The concept of screentime is now applied in discussions about videogames and digital play. Inherent in the concept is an implicit online/offline binary that frames online experiences as ‘unnatural’ interruptions to children’s ‘natural’ forms of offline play.

This is a binary that is heavily contested in much recent research which sees children’s online and offline play blending, with ideas and experiences from each transcending this perceived barrier (Marsh et al, 2018; Cowan et al, 2021).

As the technology of videogames has changed, so too have the social contexts in which they are played, and their implications. The videogame arcade of the 1980s took children out of the home, placed them in physical and social situations with friends, peers, older children and adults.

Home computing brought videogames into the home, potentially socially isolating the child. More recent internet-enabled, livestreamed gaming experiences have connected the child to social circles far beyond their physical locality, and the advent of the tablet has made videogames accessible to even the infant. The screentime discourse is underpinned by worries from adults about the child’s involvement in the hidden (particularly to parents) world of the videogame. This reflects a suspicion both of solitary forms of play – shouldn’t the child be out playing with other children? – but also of the dangers of the child (and indeed of the adult) becoming immersed in collective forms of play with known or unknown (child or adult) others.

Dr Yinka Olusoga

References

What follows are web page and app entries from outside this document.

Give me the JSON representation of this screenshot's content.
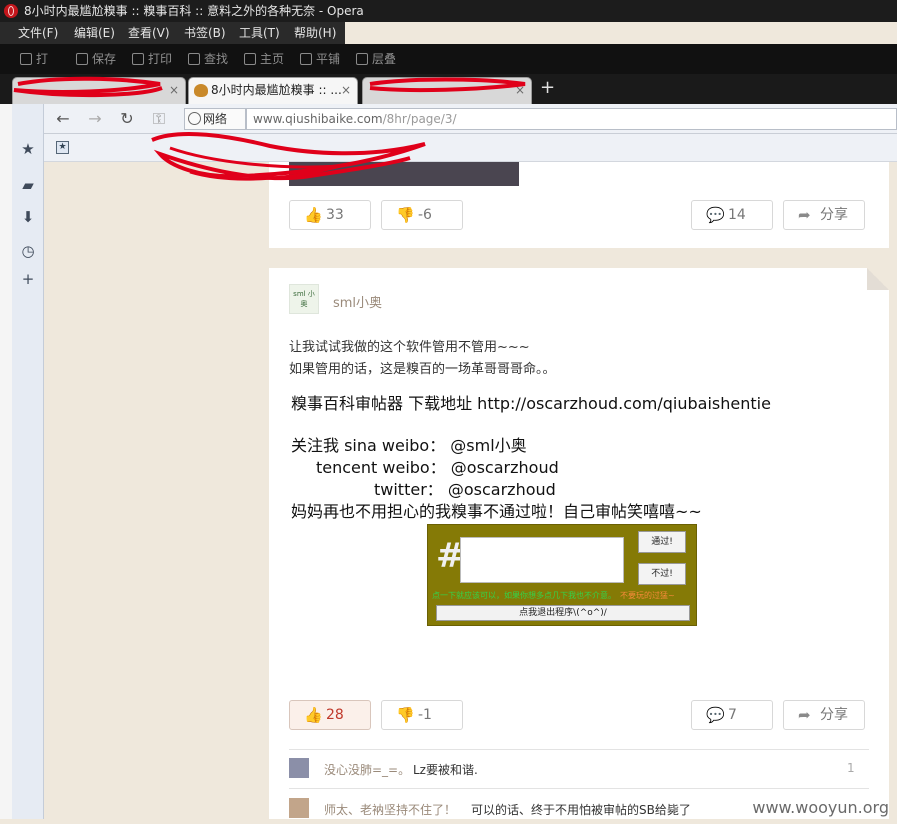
{
  "window": {
    "title": "8小时内最尴尬糗事 :: 糗事百科 :: 意料之外的各种无奈 - Opera"
  },
  "menubar": [
    "文件(F)",
    "编辑(E)",
    "查看(V)",
    "书签(B)",
    "工具(T)",
    "帮助(H)"
  ],
  "toolbar": [
    "打",
    "保存",
    "打印",
    "查找",
    "主页",
    "平铺",
    "层叠"
  ],
  "tabs": [
    {
      "label": "",
      "close": "×"
    },
    {
      "label": "8小时内最尴尬糗事 :: ...",
      "close": "×"
    },
    {
      "label": "",
      "close": "×"
    }
  ],
  "new_tab": "+",
  "address": {
    "prefix_label": "网络",
    "domain": "www.qiushibaike.com",
    "path": "/8hr/page/3/"
  },
  "post1": {
    "up_count": "33",
    "down_count": "-6",
    "comment_count": "14",
    "share_label": "分享"
  },
  "post2": {
    "avatar_text": "sml 小奥",
    "username": "sml小奥",
    "lines": [
      "让我试试我做的这个软件管用不管用~~~",
      "如果管用的话，这是糗百的一场革哥哥哥命。。"
    ],
    "big_lines": [
      "糗事百科审帖器 下载地址 http://oscarzhoud.com/qiubaishentie",
      "关注我 sina weibo： @sml小奥",
      "tencent weibo： @oscarzhoud",
      "twitter： @oscarzhoud",
      "妈妈再也不用担心的我糗事不通过啦！自己审帖笑嘻嘻~~"
    ],
    "app": {
      "hash": "#",
      "pass_label": "通过!",
      "fail_label": "不过!",
      "hint_green": "点一下就应该可以，如果你想多点几下我也不介意。",
      "hint_orange": "不要玩的过猛~",
      "exit_label": "点我退出程序\\(^o^)/"
    },
    "up_count": "28",
    "down_count": "-1",
    "comment_count": "7",
    "share_label": "分享"
  },
  "comments": [
    {
      "name": "没心没肺=_=。",
      "text": "Lz要被和谐.",
      "index": "1"
    },
    {
      "name": "师太、老衲坚持不住了！",
      "text": "可以的话、终于不用怕被审帖的SB给毙了",
      "index": ""
    }
  ],
  "watermark": "www.wooyun.org",
  "colors": {
    "page_bg": "#efe8dc",
    "app_bg": "#857a06",
    "scribble": "#e0001a",
    "liked_up": "#c0392b"
  }
}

  • Buckingham, D. and Strandgaard Jensen, H. (2012) ‘Beyond “Media Panics”’, Journal of children and media, 6(4), pp. 413–429. doi:10.1080/17482798.2012.740415.
  • Cowan, K., Potter, J., Olusoga, Y., Bannister, C., Bishop, J.C., Cannon, M., & Signorelli, V. (2021). Children’s Digital Play during the COVID-19 Pandemic: insights from the Play Observatory. Journal of e-Learning and Knowledge Society. 17(3), 8-17.
  • Hendrick, H. (2015) Constructions and reconstructions of British Childhood: An interpretive survey, 1800 to the present. In, James, A., Prout, Alan and Boyden, Jo (2015) Constructing and reconstructing childhood: contemporary issues in the sociological study of childhood. Classic edition. London, [England]; New York, New York: Routledge.
  • Livingstone, S.M. and Blum-Ross, Alicia (2020) Parenting for a digital future : how hopes and fears about technology shape children’s lives. New York, New York State: Oxford University Press USA – OSO.
  • Marsh J., Plowman, L., Yamada-Rice, D., Bishop, J., Lahmar, J. and Scott, F. (2018) Play and creativity in young children’s use of apps. British Journal of Educational Technology, 49(5), 870-882.
  • Spigel, L. (1992) Make Room for TV: Television and the Family Ideal in Postwar America. E-book, Chicago: The University of Chicago Press, 1992
  • Springhall, J. (2009). The ‘penny dreadful’. Historian, 14-21.
  • Wartella, E. and Jennings, N. (2000) The Future of Children, Autumn – Winter, Vol. 10, No. 2, Children and Computer Technology (Autumn – Winter, 2000), pp. 31-43.
© University of Sheffield
This article is from the free online

Teaching Digital Literacy: Videogames in Education

Created by
FutureLearn - Learning For Life

Our purpose is to transform access to education.

We offer a diverse selection of courses from leading universities and cultural institutions from around the world. These are delivered one step at a time, and are accessible on mobile, tablet and desktop, so you can fit learning around your life.

We believe learning should be an enjoyable, social experience, so our courses offer the opportunity to discuss what you’re learning with others as you go, helping you make fresh discoveries and form new ideas.
You can unlock new opportunities with unlimited access to hundreds of online short courses for a year by subscribing to our Unlimited package. Build your knowledge with top universities and organisations.

Learn more about how FutureLearn is transforming access to education